I think the most prominent example following this would be Rajat. One of the best things about his work ethic was that he did the Olympiad because of the love/obsession he had towards problem-solving. If you have ever interacted with him, you will realize how little did it matter to him about how doing CP would be a profit/loss statement for him in terms of career/academic prospects.
So I would conclude, that yes it does help you in your academic pursuits, but see it as a byproduct of doing the hard work and not as the goal. Because if seen as the goal, then I believe we will slowly transform the Olympiad into a JEE of some kind, where people do it to get into a good college. And frankly, I think one JEE exam in India is enough, we don’t need another.</p>Hey, so I initially wrote this draft regarding my journey in CP, to be posted by Codechef in one of their blogs, but that never took place. It was a while back that happened, so now I have polished that draft and added some more details to make it more complete. This post has some Q/A at the end which was supposed to be there for that Codechef blog, I will leave the crux of the content untouched since I think it is my honest opinion and might help some people. Although do note the content of this post was written around a year back.FFT - The tough made simple2018-07-29T00:00:00+00:002018-07-29T00:00:00+00:00http://www.sidhantbansal.com/FFT<p>This is a 2-post article explaining what is FFT (Fast Fourier Transform) and how FFT & NTT work.</p>
<p>This was originally written by me 2 years ago on CodeForces platform.</p>
<p>Since I intend to seriously start blogging, therefore I am attaching the PDFs and sharing the original links of this previous article.
I am not porting the original blog because it was written in HTML + Latex whereas this website as of now supports Markdown + Latex only, so editing the entire article would turn out to be an unnecessary and time - consuming task.</p>
<p>Any kind of feedback would be appreciated :)</p>
<p><a href="/pdfs/fft1.pdf">FFT 1 - PDF</a></p>

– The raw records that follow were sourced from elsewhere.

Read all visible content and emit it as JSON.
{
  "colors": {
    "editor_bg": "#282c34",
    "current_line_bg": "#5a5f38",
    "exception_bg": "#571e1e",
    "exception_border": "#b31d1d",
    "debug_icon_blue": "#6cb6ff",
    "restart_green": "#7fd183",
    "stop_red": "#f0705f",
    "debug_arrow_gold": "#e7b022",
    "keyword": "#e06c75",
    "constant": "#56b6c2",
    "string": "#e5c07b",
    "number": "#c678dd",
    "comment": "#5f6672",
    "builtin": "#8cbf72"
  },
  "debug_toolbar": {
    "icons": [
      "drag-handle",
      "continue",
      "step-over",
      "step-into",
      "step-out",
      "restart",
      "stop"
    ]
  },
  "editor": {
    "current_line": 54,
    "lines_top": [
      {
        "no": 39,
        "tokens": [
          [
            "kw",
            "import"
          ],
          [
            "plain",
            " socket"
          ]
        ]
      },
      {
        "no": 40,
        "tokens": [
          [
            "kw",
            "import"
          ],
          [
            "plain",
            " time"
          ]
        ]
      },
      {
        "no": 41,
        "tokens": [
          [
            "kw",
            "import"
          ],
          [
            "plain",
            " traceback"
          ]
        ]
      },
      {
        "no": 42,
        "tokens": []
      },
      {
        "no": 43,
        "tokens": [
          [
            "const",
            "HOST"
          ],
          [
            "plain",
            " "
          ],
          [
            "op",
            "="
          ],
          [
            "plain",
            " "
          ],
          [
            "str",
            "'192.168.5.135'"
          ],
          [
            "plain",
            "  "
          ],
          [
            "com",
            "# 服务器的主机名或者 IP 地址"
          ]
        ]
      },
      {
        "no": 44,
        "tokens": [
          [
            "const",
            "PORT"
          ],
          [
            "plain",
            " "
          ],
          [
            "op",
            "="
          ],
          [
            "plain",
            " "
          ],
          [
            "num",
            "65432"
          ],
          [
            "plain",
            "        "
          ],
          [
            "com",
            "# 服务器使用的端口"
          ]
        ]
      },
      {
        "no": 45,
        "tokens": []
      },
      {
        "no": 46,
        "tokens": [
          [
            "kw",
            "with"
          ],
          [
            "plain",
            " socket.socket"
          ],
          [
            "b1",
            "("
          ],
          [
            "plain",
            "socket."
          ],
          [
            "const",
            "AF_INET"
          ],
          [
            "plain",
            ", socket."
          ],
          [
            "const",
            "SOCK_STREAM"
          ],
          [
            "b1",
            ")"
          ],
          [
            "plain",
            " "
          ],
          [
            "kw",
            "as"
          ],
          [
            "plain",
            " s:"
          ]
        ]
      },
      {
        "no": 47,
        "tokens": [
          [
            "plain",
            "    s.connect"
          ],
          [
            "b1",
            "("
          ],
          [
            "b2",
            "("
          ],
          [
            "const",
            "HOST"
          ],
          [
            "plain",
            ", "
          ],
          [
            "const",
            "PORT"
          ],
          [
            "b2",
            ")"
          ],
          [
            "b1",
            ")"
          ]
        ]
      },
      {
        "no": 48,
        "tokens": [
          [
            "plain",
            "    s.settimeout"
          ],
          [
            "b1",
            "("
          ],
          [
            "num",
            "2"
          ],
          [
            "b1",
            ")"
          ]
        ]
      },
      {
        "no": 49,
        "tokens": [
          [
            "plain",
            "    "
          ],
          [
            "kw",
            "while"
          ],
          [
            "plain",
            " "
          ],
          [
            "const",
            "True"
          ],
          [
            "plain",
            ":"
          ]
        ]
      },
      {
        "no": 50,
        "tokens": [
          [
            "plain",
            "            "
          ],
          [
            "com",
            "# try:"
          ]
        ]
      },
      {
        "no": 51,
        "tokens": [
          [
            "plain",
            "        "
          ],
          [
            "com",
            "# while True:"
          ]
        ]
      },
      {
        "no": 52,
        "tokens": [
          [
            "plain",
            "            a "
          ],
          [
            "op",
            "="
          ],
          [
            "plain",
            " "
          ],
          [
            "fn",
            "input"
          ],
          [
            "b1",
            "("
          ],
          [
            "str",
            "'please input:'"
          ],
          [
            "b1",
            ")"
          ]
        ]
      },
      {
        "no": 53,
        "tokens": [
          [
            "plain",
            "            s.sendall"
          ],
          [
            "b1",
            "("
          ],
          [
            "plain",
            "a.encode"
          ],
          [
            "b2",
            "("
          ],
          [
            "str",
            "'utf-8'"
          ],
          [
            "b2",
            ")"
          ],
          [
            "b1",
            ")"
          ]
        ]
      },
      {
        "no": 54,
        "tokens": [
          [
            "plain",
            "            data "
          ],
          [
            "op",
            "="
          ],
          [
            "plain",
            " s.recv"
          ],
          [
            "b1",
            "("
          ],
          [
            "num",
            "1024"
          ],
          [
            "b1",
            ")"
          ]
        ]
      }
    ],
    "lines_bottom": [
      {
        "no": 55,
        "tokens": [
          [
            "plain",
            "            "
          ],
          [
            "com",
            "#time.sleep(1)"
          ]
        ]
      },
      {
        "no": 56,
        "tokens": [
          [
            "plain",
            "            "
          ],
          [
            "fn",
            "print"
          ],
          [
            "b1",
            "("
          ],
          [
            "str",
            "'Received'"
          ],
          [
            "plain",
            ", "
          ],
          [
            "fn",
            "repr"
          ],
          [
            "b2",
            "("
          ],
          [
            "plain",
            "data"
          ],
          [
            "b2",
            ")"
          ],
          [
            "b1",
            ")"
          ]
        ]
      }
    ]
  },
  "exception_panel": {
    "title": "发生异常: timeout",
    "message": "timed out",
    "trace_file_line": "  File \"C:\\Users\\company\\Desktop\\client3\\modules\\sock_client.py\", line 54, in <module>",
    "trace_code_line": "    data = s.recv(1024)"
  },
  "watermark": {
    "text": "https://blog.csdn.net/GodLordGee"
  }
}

<p><a href="https://codeforces.com/blog/entry/43499">FFT 1 - Codeforces</a></p>
<p><a href="/pdfs/fft2.pdf">FFT 2 - PDF</a></p>
<p><a href="https://codeforces.com/blog/entry/48798">FFT 2 - Codeforces</a></p>This is a 2-post article explaining what is FFT (Fast Fourier Transform) and how FFT & NTT work.